If you apply that principle to getting out of debt, then it fits perfectly. If you want to succeed, you’ll succeed. If you just kind of, sort of want to succeed, then you’ll never get out of debt, find your dream job, or finally write that book.

Ronald Reagan

"A recession is when your neighbor loses his job. A depression is when you lose yours. And recovery is when Jimmy Carter loses his."

This was one of Reagan’s slogans during his 1980 presidential campaign. Politics aside, it’s pretty funny. But it also points to a greater truth—everyone around us might be in a financial mess, but it doesn’t hit home until it affects us personally.

John F. Kennedy

“No matter how big the lie, repeat it often enough and the masses will regard it as the truth.”

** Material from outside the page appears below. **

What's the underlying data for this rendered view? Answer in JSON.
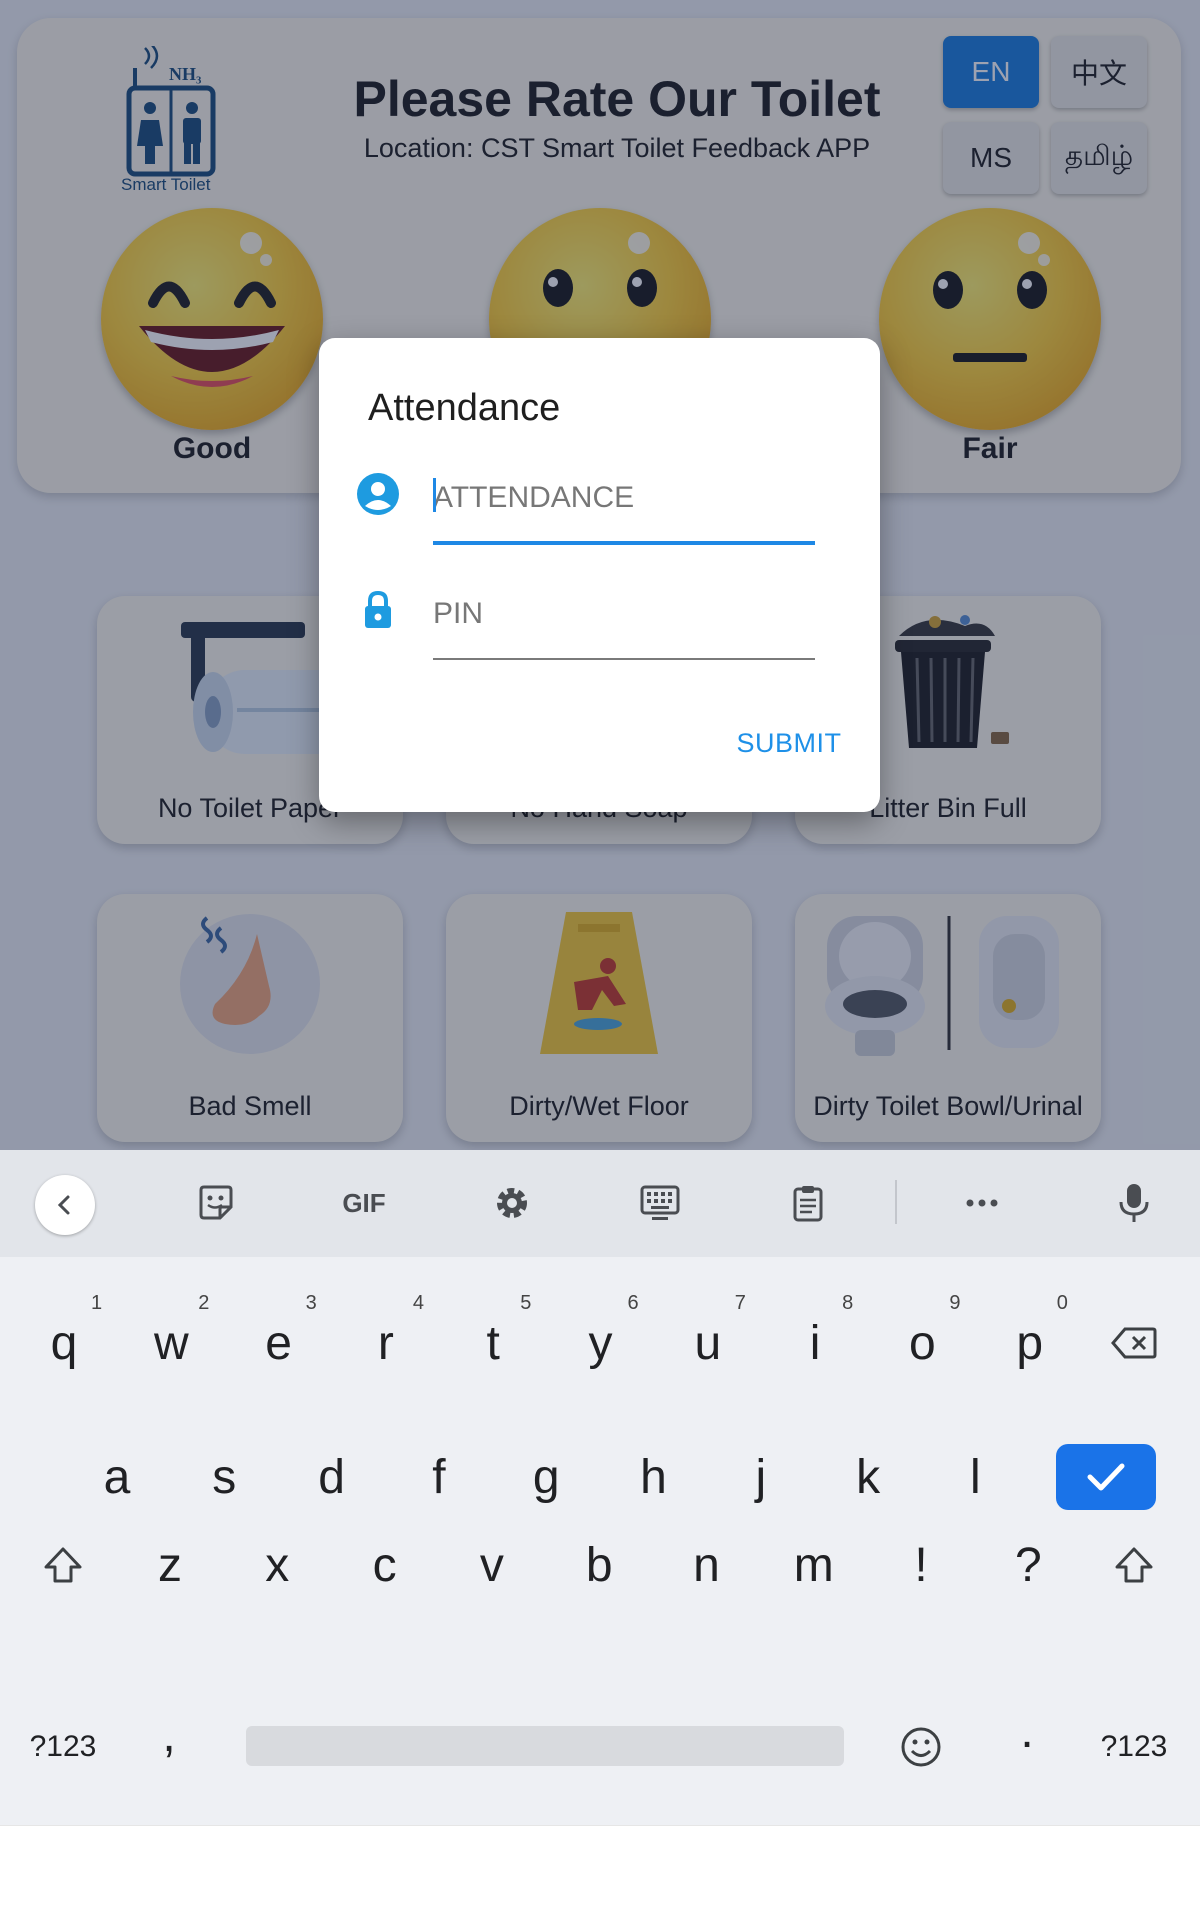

That’s exactly why our culture has embraced credit cards and debt. We’ve been sold debt for so long that we’ve come to believe it’s just a way of life. But once you’ve figured out that you can live without debt, then you know the debt lifestyle just doesn’t work out in the long run. JFK wasn’t talking about debt when he made that statement, but the principle still holds true.

Harry Truman

“Not all readers are leaders, but all leaders are readers.”

The average millionaire reads one nonfiction book a month. The point is that leaders spend time learning and growing as leaders. They don’t sit and wait for the world to come to them. They go out and get it. No matter what you do—whether you’re a corporate CEO, an unpaid intern or a stay-at-home mom—reading is an extremely important part of a healthy lifestyle.

Dwight Eisenhower

“The older I get, the more wisdom I find in the ancient rule of taking first things first. A process which often reduces the most complex human problem to a manageable proportion.”

Was Eisenhower talking about the Baby Steps? Probably not. But the truth in that quote can definitely be applied to getting out of debt. By attacking your debt in “manageable proportions,” you allow yourself to win small battles that eventually lead to you winning “the war”—in other words, getting out of debt!

We can learn something from all of our presidents, whether we like their politics or not.